--- Material to process Enclosed Below ---

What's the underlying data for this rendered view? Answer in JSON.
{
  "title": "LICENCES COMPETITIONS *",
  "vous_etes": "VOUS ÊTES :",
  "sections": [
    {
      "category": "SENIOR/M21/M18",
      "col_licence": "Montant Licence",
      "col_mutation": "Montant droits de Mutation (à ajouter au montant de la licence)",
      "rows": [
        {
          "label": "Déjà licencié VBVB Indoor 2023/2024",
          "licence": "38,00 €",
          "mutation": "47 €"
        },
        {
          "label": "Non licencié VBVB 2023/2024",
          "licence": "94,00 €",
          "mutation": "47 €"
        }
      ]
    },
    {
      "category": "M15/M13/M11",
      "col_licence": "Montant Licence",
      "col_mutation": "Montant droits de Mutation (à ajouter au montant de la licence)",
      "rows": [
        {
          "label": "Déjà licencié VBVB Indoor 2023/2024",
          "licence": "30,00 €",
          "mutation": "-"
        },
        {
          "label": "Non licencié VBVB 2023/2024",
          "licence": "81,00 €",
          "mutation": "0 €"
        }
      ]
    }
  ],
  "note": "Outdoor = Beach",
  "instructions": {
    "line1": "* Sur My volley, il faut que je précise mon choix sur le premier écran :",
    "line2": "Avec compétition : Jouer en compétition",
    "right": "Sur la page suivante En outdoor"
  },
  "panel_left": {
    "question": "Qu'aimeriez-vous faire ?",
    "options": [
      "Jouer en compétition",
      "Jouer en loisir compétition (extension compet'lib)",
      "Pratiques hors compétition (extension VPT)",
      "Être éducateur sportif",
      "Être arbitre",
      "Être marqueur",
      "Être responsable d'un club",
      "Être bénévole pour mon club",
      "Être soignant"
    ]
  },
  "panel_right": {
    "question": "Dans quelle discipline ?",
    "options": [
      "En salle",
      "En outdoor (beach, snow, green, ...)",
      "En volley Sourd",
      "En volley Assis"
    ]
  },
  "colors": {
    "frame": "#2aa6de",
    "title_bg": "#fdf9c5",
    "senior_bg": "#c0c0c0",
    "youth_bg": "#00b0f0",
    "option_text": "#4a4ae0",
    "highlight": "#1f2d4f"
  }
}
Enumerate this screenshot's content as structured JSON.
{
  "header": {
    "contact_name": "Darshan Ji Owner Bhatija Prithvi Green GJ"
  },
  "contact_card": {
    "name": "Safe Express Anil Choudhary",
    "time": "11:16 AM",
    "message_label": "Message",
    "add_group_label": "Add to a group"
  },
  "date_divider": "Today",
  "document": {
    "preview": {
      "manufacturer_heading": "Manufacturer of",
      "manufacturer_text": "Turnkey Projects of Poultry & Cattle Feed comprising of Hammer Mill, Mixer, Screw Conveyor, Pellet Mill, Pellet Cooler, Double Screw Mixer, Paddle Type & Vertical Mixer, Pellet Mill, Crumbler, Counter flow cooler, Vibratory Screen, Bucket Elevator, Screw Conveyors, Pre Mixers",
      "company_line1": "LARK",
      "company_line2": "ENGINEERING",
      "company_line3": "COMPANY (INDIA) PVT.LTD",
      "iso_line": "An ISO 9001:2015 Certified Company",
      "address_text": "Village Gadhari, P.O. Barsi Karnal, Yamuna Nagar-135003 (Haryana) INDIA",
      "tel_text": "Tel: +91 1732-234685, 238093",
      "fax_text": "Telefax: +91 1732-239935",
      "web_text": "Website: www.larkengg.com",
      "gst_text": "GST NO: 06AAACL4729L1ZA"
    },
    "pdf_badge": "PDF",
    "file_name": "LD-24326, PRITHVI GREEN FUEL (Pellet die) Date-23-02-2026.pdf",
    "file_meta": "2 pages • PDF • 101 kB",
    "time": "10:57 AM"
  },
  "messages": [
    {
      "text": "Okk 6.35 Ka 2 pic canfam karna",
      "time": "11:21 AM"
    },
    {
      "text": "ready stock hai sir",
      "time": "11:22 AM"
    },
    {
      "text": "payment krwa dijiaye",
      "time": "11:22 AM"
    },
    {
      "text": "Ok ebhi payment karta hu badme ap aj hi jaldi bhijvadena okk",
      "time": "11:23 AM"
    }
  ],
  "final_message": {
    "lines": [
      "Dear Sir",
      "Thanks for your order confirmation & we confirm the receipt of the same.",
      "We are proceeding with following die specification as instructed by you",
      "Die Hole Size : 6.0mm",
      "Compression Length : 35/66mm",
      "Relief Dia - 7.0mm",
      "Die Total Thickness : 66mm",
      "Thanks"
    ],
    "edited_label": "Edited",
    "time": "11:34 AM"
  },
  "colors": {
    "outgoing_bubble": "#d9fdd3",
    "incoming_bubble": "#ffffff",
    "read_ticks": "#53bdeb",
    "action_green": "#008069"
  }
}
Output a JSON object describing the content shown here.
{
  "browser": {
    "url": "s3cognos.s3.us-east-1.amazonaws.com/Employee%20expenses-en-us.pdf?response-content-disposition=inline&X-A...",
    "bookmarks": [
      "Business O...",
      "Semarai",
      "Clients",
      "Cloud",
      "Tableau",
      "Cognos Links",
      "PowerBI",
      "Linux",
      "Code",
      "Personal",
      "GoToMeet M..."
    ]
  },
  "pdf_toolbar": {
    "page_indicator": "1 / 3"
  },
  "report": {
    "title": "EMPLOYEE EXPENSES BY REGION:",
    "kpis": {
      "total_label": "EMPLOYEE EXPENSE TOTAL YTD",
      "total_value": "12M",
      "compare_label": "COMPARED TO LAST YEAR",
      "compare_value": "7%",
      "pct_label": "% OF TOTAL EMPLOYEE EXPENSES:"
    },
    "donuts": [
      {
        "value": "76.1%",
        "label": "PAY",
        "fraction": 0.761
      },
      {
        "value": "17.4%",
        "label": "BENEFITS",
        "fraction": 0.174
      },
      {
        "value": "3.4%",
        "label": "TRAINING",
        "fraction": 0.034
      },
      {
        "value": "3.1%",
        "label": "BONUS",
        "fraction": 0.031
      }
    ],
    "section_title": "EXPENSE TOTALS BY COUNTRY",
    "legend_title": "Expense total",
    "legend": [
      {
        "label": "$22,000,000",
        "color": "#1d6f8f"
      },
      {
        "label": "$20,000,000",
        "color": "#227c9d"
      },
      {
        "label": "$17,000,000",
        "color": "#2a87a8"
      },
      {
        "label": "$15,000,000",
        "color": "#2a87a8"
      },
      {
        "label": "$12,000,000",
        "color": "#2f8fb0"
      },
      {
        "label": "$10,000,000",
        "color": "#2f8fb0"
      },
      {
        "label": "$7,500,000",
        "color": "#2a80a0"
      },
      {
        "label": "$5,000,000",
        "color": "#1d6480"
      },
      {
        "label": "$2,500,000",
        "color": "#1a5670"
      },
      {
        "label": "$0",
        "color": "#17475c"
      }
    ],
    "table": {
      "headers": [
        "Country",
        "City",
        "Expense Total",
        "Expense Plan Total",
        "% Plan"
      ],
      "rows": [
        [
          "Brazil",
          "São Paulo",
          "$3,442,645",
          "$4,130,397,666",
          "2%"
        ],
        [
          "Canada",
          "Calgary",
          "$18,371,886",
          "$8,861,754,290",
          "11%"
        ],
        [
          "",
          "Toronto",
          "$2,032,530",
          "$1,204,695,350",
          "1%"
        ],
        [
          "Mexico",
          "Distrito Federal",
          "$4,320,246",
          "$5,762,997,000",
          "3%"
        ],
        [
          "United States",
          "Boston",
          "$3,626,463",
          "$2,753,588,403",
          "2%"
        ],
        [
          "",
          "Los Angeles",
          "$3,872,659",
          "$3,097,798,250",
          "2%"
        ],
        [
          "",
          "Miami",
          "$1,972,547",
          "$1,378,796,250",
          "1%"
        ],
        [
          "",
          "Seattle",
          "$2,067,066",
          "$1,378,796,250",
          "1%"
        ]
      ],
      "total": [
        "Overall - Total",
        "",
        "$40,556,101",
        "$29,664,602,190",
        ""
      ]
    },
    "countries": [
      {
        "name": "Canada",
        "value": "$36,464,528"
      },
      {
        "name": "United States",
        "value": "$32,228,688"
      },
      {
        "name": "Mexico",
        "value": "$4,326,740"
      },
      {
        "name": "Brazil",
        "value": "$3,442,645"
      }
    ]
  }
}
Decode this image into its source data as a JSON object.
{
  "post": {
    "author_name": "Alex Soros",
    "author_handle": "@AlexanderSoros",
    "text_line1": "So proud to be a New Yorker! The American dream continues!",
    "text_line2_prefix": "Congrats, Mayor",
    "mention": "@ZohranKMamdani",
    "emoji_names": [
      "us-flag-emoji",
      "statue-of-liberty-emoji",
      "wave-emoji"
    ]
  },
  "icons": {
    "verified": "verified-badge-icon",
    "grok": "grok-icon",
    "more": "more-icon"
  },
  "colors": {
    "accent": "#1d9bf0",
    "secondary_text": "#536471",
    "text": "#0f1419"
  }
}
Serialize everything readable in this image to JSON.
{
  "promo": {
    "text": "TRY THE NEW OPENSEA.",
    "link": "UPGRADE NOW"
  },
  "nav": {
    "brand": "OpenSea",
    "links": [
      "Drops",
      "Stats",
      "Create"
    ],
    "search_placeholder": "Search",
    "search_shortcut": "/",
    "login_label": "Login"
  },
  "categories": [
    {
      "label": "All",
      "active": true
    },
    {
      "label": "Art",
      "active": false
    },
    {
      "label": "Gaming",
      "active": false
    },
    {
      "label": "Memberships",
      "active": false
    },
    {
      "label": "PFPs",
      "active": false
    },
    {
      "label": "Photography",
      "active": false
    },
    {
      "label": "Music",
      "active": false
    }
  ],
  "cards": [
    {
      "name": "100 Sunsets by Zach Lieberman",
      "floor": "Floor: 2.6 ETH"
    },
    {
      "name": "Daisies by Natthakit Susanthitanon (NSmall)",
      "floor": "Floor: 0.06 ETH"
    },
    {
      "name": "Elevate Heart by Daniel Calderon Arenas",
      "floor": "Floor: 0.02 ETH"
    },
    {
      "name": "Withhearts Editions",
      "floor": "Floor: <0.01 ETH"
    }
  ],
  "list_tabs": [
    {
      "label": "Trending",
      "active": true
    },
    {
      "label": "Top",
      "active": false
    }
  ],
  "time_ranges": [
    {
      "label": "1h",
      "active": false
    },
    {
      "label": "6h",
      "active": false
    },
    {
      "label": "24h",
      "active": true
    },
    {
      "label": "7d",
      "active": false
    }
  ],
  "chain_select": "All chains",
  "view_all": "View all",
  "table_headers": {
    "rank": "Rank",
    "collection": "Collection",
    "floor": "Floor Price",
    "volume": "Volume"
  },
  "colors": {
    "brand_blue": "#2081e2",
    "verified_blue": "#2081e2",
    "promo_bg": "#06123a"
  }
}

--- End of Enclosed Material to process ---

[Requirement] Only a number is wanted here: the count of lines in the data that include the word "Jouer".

[Answer section] 3